‘The shift work is for a specific period of time and it’s critical in building relationships and understanding of the role. Shifts are known a long way ahead of time, which makes it more manageable. I am able to largely manage my diary on a day-to-day basis to fit with home life.’
Jenny has found her new career to be extremely rewarding, and would encourage anyone thinking of applying to join the Direct Entry Superintendent programme to spend some time going out with police teams and with a superintendent in the force for which you are applying.
Superintendent Rob Applegarth, Metropolitan Police Service
‘If you're motivated by public service and willing to put your colleagues and the requirements of the job above your own personal interests, then don't hesitate to apply.’
40-year old Rob was looking for a role motivated by public service when he decided to apply for the Direct Entry Superintendent programme. Joining the police service offered him the opportunity to ‘make a real difference and be involved in addressing challenging social issues.’
After graduating from university, Rob joined the Army as an officer, where after a 10 year career he moved to the private sector, working in fund management in the City before joining the police. One of the best things about working for the police is that there is no typical day. ‘The complexities of the role, the range of policing responsibilities, and variety of roles means that no two days are alike. I'm privileged to work with a supportive, committed group of people. I’ve had a real insight into the challenges facing our society and am well placed to be part of the solution to these challenges.’
In his role as a superintendent for the Metropolitan Police Service, Rob knows that the ability to make ‘effective risk aware decisions often in the face of competing demands and imperfect information is key’. ‘The role requires rapid assimilation of complex information and an ability to prioritise resources to support this decision making process. Superintendent roles are varied, but the ability to form effective partnerships and communicate with a wide range of people in different settings is vital.’ ‘For me, identifying what information is material and rapidly identifying this from within immaterial information has been vital.

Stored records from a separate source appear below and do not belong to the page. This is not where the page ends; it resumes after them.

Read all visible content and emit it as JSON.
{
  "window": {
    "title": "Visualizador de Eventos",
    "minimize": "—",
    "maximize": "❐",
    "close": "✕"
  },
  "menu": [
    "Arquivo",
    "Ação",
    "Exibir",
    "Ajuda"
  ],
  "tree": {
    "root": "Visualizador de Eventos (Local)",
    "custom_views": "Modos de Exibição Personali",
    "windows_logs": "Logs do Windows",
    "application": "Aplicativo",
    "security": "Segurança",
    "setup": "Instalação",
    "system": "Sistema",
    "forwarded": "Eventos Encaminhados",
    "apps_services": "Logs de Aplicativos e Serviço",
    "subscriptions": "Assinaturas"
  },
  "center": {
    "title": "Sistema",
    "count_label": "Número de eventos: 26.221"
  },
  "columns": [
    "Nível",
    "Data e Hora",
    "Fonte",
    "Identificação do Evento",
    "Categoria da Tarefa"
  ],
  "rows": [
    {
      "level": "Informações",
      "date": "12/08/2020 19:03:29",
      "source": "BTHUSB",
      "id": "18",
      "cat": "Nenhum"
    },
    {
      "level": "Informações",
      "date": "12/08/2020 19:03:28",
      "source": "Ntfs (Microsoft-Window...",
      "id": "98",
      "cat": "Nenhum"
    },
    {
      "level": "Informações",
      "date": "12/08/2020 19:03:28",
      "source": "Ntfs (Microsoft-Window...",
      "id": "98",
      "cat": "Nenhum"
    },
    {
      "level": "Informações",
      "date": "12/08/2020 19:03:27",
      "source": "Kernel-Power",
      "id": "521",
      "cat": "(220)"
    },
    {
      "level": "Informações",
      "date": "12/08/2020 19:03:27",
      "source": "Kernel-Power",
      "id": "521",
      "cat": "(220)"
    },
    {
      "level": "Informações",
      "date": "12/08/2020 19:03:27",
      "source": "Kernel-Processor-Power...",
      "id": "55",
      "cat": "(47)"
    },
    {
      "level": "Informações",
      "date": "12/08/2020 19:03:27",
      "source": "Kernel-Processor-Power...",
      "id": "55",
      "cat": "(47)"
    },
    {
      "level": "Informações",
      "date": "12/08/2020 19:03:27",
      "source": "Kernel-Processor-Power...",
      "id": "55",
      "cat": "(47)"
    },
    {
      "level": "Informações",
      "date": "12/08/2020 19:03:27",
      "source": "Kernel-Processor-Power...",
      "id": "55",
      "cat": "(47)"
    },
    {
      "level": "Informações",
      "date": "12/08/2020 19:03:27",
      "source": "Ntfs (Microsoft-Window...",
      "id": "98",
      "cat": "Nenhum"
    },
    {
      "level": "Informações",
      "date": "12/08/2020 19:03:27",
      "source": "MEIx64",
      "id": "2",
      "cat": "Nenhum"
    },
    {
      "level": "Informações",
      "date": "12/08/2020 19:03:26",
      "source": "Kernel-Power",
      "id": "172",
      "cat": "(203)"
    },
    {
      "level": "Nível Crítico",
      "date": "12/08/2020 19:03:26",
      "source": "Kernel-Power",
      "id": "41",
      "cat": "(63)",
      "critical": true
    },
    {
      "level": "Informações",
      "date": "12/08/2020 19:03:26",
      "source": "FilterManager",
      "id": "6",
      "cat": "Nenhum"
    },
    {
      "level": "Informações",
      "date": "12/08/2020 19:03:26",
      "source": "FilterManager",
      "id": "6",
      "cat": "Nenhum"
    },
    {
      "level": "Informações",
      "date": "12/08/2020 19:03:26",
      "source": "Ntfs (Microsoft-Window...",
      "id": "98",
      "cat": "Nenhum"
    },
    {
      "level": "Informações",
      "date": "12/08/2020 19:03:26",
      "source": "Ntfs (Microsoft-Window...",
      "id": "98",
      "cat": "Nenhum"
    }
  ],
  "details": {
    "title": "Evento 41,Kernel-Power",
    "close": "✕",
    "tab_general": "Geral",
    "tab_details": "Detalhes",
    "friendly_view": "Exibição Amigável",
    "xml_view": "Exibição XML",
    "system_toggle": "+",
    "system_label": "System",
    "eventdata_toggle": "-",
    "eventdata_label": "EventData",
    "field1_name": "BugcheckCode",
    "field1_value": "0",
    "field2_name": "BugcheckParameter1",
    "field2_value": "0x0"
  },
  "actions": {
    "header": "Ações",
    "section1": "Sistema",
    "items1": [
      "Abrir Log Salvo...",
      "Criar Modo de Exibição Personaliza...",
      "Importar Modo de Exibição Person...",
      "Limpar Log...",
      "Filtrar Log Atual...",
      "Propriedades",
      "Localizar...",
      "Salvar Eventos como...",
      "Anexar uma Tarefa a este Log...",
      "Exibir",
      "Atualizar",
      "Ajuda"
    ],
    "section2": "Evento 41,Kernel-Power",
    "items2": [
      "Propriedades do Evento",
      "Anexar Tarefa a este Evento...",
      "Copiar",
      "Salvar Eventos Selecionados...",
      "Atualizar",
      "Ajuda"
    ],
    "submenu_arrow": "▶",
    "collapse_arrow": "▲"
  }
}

For Rob, the most challenging aspect about his new job is being in the first cohort of Direct Entry superintendents. ‘This has meant that there has been a significant amount of interest in how we would perform and having the challenge of learning a new role at the same time as demonstrating the value of the programme has meant for a busy, challenging, but ultimately satisfying experience.’ He had reservations about how he would be received by his fellow police officers; ‘This has been entirely alleviated by the supportive welcome I have received. Even where people had concerns around the programme that has not impacted on the level of personal support I have received.’
He found shift work, the training and assessment did have an impact on his family life, ‘However any meaningful role will require a balance to be found; the police service is very much focused on work life balance and I have also always been supported in achieving this.’ Describing working for the service as challenging, inspiring, and a privilege, Rob says ‘The variety, challenge and people mean I wouldn't hesitate to recommend the role to others.’